### [Available data]
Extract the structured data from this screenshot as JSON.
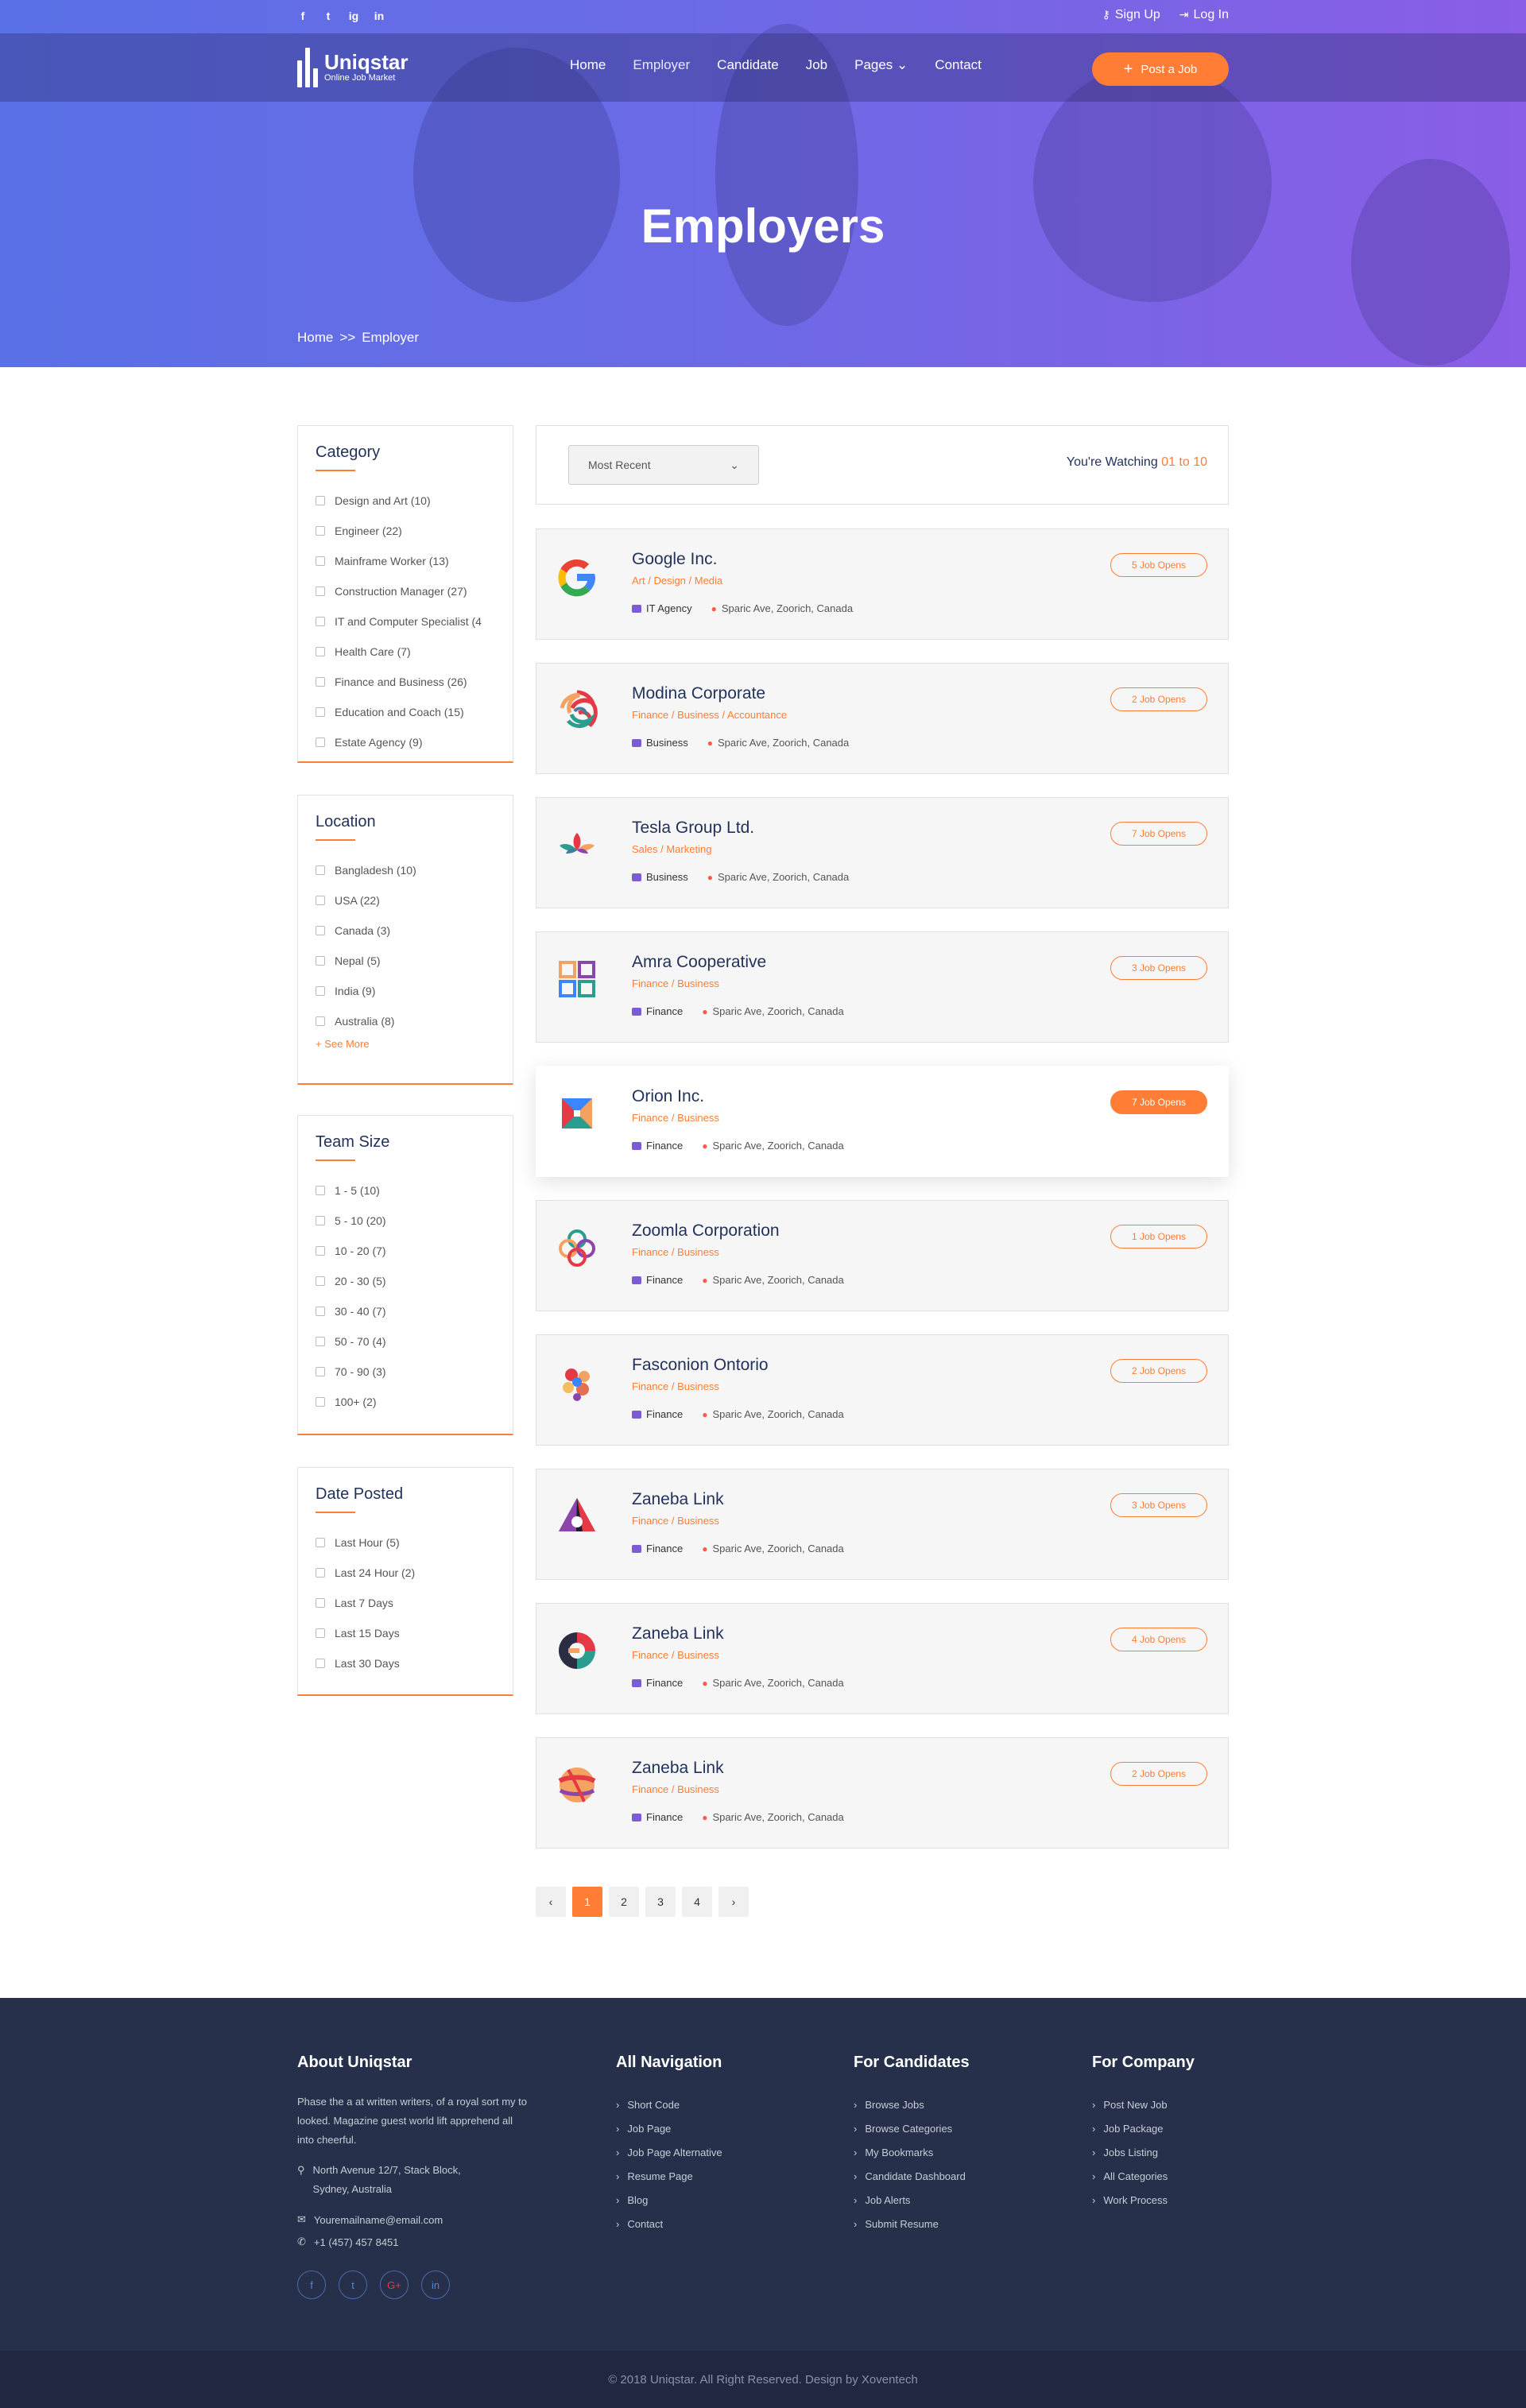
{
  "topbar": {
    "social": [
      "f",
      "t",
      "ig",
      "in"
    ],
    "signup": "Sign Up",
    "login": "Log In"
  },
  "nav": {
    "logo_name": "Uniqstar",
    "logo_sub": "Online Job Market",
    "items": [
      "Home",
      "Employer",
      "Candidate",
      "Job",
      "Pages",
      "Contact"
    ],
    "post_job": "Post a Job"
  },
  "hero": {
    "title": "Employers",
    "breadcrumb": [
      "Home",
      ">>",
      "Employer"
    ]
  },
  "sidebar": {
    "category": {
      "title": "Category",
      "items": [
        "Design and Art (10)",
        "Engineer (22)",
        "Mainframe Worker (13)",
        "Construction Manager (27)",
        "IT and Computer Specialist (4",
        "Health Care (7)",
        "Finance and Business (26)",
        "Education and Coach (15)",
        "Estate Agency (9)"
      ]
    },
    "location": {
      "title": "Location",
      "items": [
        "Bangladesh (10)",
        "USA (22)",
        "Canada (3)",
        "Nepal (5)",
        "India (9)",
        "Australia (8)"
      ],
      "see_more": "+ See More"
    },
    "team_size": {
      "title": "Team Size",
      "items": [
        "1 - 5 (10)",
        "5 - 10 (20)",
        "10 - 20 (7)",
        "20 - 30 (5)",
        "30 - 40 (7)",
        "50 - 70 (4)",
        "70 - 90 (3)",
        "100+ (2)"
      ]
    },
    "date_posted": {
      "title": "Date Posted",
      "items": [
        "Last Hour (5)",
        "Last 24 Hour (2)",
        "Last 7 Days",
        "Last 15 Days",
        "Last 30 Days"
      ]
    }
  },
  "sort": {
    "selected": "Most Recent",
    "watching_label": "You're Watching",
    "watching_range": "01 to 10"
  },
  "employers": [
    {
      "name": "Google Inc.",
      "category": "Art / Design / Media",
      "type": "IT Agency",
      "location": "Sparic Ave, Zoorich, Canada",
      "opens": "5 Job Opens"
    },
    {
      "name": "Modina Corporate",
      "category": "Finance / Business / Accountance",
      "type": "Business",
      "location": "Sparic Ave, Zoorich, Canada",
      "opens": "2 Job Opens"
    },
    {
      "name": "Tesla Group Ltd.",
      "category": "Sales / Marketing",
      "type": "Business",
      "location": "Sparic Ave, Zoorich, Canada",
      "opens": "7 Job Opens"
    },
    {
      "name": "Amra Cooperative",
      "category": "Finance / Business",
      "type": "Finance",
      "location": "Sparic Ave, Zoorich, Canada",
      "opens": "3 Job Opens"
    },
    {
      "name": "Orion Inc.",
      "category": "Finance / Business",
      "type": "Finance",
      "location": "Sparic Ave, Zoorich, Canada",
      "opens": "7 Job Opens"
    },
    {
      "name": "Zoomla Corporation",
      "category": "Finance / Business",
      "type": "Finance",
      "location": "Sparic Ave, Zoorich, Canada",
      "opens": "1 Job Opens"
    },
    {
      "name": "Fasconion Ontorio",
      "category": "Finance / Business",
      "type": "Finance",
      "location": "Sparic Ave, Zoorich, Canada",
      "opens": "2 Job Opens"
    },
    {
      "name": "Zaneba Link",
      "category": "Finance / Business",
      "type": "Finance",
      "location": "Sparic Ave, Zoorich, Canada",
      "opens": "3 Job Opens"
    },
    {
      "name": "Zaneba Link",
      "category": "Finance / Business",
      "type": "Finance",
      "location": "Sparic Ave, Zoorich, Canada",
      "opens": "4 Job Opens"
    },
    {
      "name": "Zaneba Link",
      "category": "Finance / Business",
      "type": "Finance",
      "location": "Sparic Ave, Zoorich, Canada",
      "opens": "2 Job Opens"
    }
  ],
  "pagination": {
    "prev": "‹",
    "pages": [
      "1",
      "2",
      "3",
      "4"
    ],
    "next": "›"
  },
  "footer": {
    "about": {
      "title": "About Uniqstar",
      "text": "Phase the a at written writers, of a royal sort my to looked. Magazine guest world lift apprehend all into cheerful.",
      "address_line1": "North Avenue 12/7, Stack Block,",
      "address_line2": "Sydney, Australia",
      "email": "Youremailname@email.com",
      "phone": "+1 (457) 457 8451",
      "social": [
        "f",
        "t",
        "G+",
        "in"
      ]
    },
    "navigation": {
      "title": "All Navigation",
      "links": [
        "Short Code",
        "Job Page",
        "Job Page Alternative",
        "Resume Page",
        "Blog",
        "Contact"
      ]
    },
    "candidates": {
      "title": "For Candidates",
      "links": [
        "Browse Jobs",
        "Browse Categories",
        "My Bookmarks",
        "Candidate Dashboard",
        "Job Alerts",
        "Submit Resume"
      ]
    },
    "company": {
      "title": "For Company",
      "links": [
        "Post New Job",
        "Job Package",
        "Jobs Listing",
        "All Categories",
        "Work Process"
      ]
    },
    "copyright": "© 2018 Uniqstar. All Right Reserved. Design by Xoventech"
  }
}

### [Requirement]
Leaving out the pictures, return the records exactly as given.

### [Response to the exercise]
Extract the structured data from this screenshot as JSON.
{
  "topbar": {
    "social": [
      "f",
      "t",
      "ig",
      "in"
    ],
    "signup": "Sign Up",
    "login": "Log In"
  },
  "nav": {
    "logo_name": "Uniqstar",
    "logo_sub": "Online Job Market",
    "items": [
      "Home",
      "Employer",
      "Candidate",
      "Job",
      "Pages",
      "Contact"
    ],
    "post_job": "Post a Job"
  },
  "hero": {
    "title": "Employers",
    "breadcrumb": [
      "Home",
      ">>",
      "Employer"
    ]
  },
  "sidebar": {
    "category": {
      "title": "Category",
      "items": [
        "Design and Art (10)",
        "Engineer (22)",
        "Mainframe Worker (13)",
        "Construction Manager (27)",
        "IT and Computer Specialist (4",
        "Health Care (7)",
        "Finance and Business (26)",
        "Education and Coach (15)",
        "Estate Agency (9)"
      ]
    },
    "location": {
      "title": "Location",
      "items": [
        "Bangladesh (10)",
        "USA (22)",
        "Canada (3)",
        "Nepal (5)",
        "India (9)",
        "Australia (8)"
      ],
      "see_more": "+ See More"
    },
    "team_size": {
      "title": "Team Size",
      "items": [
        "1 - 5 (10)",
        "5 - 10 (20)",
        "10 - 20 (7)",
        "20 - 30 (5)",
        "30 - 40 (7)",
        "50 - 70 (4)",
        "70 - 90 (3)",
        "100+ (2)"
      ]
    },
    "date_posted": {
      "title": "Date Posted",
      "items": [
        "Last Hour (5)",
        "Last 24 Hour (2)",
        "Last 7 Days",
        "Last 15 Days",
        "Last 30 Days"
      ]
    }
  },
  "sort": {
    "selected": "Most Recent",
    "watching_label": "You're Watching",
    "watching_range": "01 to 10"
  },
  "employers": [
    {
      "name": "Google Inc.",
      "category": "Art / Design / Media",
      "type": "IT Agency",
      "location": "Sparic Ave, Zoorich, Canada",
      "opens": "5 Job Opens"
    },
    {
      "name": "Modina Corporate",
      "category": "Finance / Business / Accountance",
      "type": "Business",
      "location": "Sparic Ave, Zoorich, Canada",
      "opens": "2 Job Opens"
    },
    {
      "name": "Tesla Group Ltd.",
      "category": "Sales / Marketing",
      "type": "Business",
      "location": "Sparic Ave, Zoorich, Canada",
      "opens": "7 Job Opens"
    },
    {
      "name": "Amra Cooperative",
      "category": "Finance / Business",
      "type": "Finance",
      "location": "Sparic Ave, Zoorich, Canada",
      "opens": "3 Job Opens"
    },
    {
      "name": "Orion Inc.",
      "category": "Finance / Business",
      "type": "Finance",
      "location": "Sparic Ave, Zoorich, Canada",
      "opens": "7 Job Opens"
    },
    {
      "name": "Zoomla Corporation",
      "category": "Finance / Business",
      "type": "Finance",
      "location": "Sparic Ave, Zoorich, Canada",
      "opens": "1 Job Opens"
    },
    {
      "name": "Fasconion Ontorio",
      "category": "Finance / Business",
      "type": "Finance",
      "location": "Sparic Ave, Zoorich, Canada",
      "opens": "2 Job Opens"
    },
    {
      "name": "Zaneba Link",
      "category": "Finance / Business",
      "type": "Finance",
      "location": "Sparic Ave, Zoorich, Canada",
      "opens": "3 Job Opens"
    },
    {
      "name": "Zaneba Link",
      "category": "Finance / Business",
      "type": "Finance",
      "location": "Sparic Ave, Zoorich, Canada",
      "opens": "4 Job Opens"
    },
    {
      "name": "Zaneba Link",
      "category": "Finance / Business",
      "type": "Finance",
      "location": "Sparic Ave, Zoorich, Canada",
      "opens": "2 Job Opens"
    }
  ],
  "pagination": {
    "prev": "‹",
    "pages": [
      "1",
      "2",
      "3",
      "4"
    ],
    "next": "›"
  },
  "footer": {
    "about": {
      "title": "About Uniqstar",
      "text": "Phase the a at written writers, of a royal sort my to looked. Magazine guest world lift apprehend all into cheerful.",
      "address_line1": "North Avenue 12/7, Stack Block,",
      "address_line2": "Sydney, Australia",
      "email": "Youremailname@email.com",
      "phone": "+1 (457) 457 8451",
      "social": [
        "f",
        "t",
        "G+",
        "in"
      ]
    },
    "navigation": {
      "title": "All Navigation",
      "links": [
        "Short Code",
        "Job Page",
        "Job Page Alternative",
        "Resume Page",
        "Blog",
        "Contact"
      ]
    },
    "candidates": {
      "title": "For Candidates",
      "links": [
        "Browse Jobs",
        "Browse Categories",
        "My Bookmarks",
        "Candidate Dashboard",
        "Job Alerts",
        "Submit Resume"
      ]
    },
    "company": {
      "title": "For Company",
      "links": [
        "Post New Job",
        "Job Package",
        "Jobs Listing",
        "All Categories",
        "Work Process"
      ]
    },
    "copyright": "© 2018 Uniqstar. All Right Reserved. Design by Xoventech"
  }
}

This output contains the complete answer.